• [Work task] An exact copy of every record is needed, with the pictures left out.

• [Source records]
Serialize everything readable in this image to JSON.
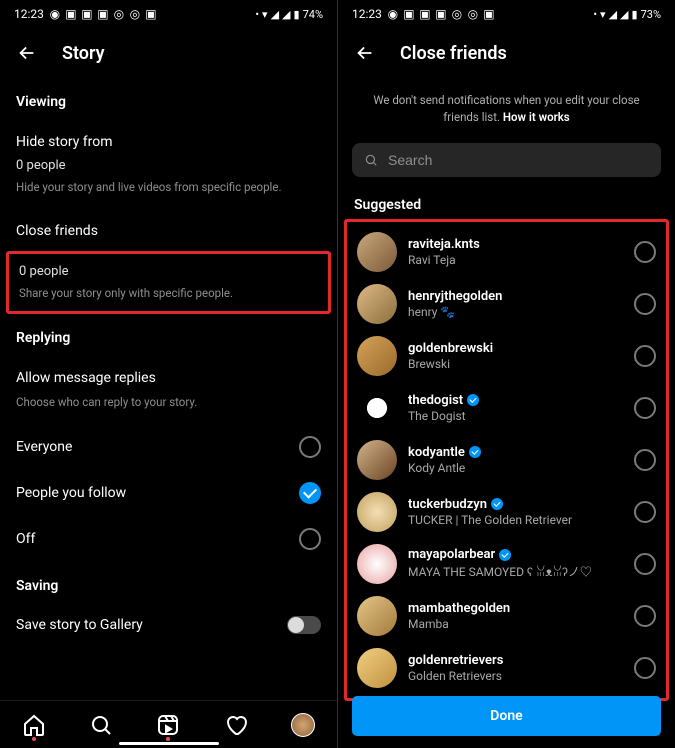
{
  "left": {
    "status": {
      "time": "12:23",
      "battery": "74%"
    },
    "title": "Story",
    "viewing": {
      "label": "Viewing",
      "hide": {
        "title": "Hide story from",
        "value": "0 people",
        "sub": "Hide your story and live videos from specific people."
      },
      "close": {
        "title": "Close friends",
        "value": "0 people",
        "sub": "Share your story only with specific people."
      }
    },
    "replying": {
      "label": "Replying",
      "allow": {
        "title": "Allow message replies",
        "sub": "Choose who can reply to your story."
      },
      "opts": [
        "Everyone",
        "People you follow",
        "Off"
      ],
      "selected": 1
    },
    "saving": {
      "label": "Saving",
      "row": "Save story to Gallery"
    }
  },
  "right": {
    "status": {
      "time": "12:23",
      "battery": "73%"
    },
    "title": "Close friends",
    "subtitle_a": "We don't send notifications when you edit your close friends list. ",
    "subtitle_b": "How it works",
    "search_placeholder": "Search",
    "suggested": "Suggested",
    "friends": [
      {
        "user": "raviteja.knts",
        "name": "Ravi Teja",
        "verified": false,
        "avatar": "linear-gradient(135deg,#c9a87a,#7a5a3a)"
      },
      {
        "user": "henryjthegolden",
        "name": "henry 🐾",
        "verified": false,
        "avatar": "linear-gradient(135deg,#deb887,#8b6f3a)"
      },
      {
        "user": "goldenbrewski",
        "name": "Brewski",
        "verified": false,
        "avatar": "linear-gradient(135deg,#d4a259,#9a6a2a)"
      },
      {
        "user": "thedogist",
        "name": "The Dogist",
        "verified": true,
        "avatar": "radial-gradient(circle,#fff 35%,#000 36%)"
      },
      {
        "user": "kodyantle",
        "name": "Kody Antle",
        "verified": true,
        "avatar": "linear-gradient(135deg,#d2b48c,#6b4423)"
      },
      {
        "user": "tuckerbudzyn",
        "name": "TUCKER | The Golden Retriever",
        "verified": true,
        "avatar": "radial-gradient(circle,#f5deb3,#bfa060)"
      },
      {
        "user": "mayapolarbear",
        "name": "MAYA THE SAMOYED ʕ ꈍᴥꈍʔノ♡",
        "verified": true,
        "avatar": "radial-gradient(circle,#fff,#e8a0a0)"
      },
      {
        "user": "mambathegolden",
        "name": "Mamba",
        "verified": false,
        "avatar": "linear-gradient(135deg,#e6c68a,#a07a3a)"
      },
      {
        "user": "goldenretrievers",
        "name": "Golden Retrievers",
        "verified": false,
        "avatar": "linear-gradient(135deg,#f0d080,#c09040)"
      }
    ],
    "done": "Done"
  }
}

• [Solution for this exercise]
Serialize everything readable in this image to JSON.
{
  "left": {
    "status": {
      "time": "12:23",
      "battery": "74%"
    },
    "title": "Story",
    "viewing": {
      "label": "Viewing",
      "hide": {
        "title": "Hide story from",
        "value": "0 people",
        "sub": "Hide your story and live videos from specific people."
      },
      "close": {
        "title": "Close friends",
        "value": "0 people",
        "sub": "Share your story only with specific people."
      }
    },
    "replying": {
      "label": "Replying",
      "allow": {
        "title": "Allow message replies",
        "sub": "Choose who can reply to your story."
      },
      "opts": [
        "Everyone",
        "People you follow",
        "Off"
      ],
      "selected": 1
    },
    "saving": {
      "label": "Saving",
      "row": "Save story to Gallery"
    }
  },
  "right": {
    "status": {
      "time": "12:23",
      "battery": "73%"
    },
    "title": "Close friends",
    "subtitle_a": "We don't send notifications when you edit your close friends list. ",
    "subtitle_b": "How it works",
    "search_placeholder": "Search",
    "suggested": "Suggested",
    "friends": [
      {
        "user": "raviteja.knts",
        "name": "Ravi Teja",
        "verified": false,
        "avatar": "linear-gradient(135deg,#c9a87a,#7a5a3a)"
      },
      {
        "user": "henryjthegolden",
        "name": "henry 🐾",
        "verified": false,
        "avatar": "linear-gradient(135deg,#deb887,#8b6f3a)"
      },
      {
        "user": "goldenbrewski",
        "name": "Brewski",
        "verified": false,
        "avatar": "linear-gradient(135deg,#d4a259,#9a6a2a)"
      },
      {
        "user": "thedogist",
        "name": "The Dogist",
        "verified": true,
        "avatar": "radial-gradient(circle,#fff 35%,#000 36%)"
      },
      {
        "user": "kodyantle",
        "name": "Kody Antle",
        "verified": true,
        "avatar": "linear-gradient(135deg,#d2b48c,#6b4423)"
      },
      {
        "user": "tuckerbudzyn",
        "name": "TUCKER | The Golden Retriever",
        "verified": true,
        "avatar": "radial-gradient(circle,#f5deb3,#bfa060)"
      },
      {
        "user": "mayapolarbear",
        "name": "MAYA THE SAMOYED ʕ ꈍᴥꈍʔノ♡",
        "verified": true,
        "avatar": "radial-gradient(circle,#fff,#e8a0a0)"
      },
      {
        "user": "mambathegolden",
        "name": "Mamba",
        "verified": false,
        "avatar": "linear-gradient(135deg,#e6c68a,#a07a3a)"
      },
      {
        "user": "goldenretrievers",
        "name": "Golden Retrievers",
        "verified": false,
        "avatar": "linear-gradient(135deg,#f0d080,#c09040)"
      }
    ],
    "done": "Done"
  }
}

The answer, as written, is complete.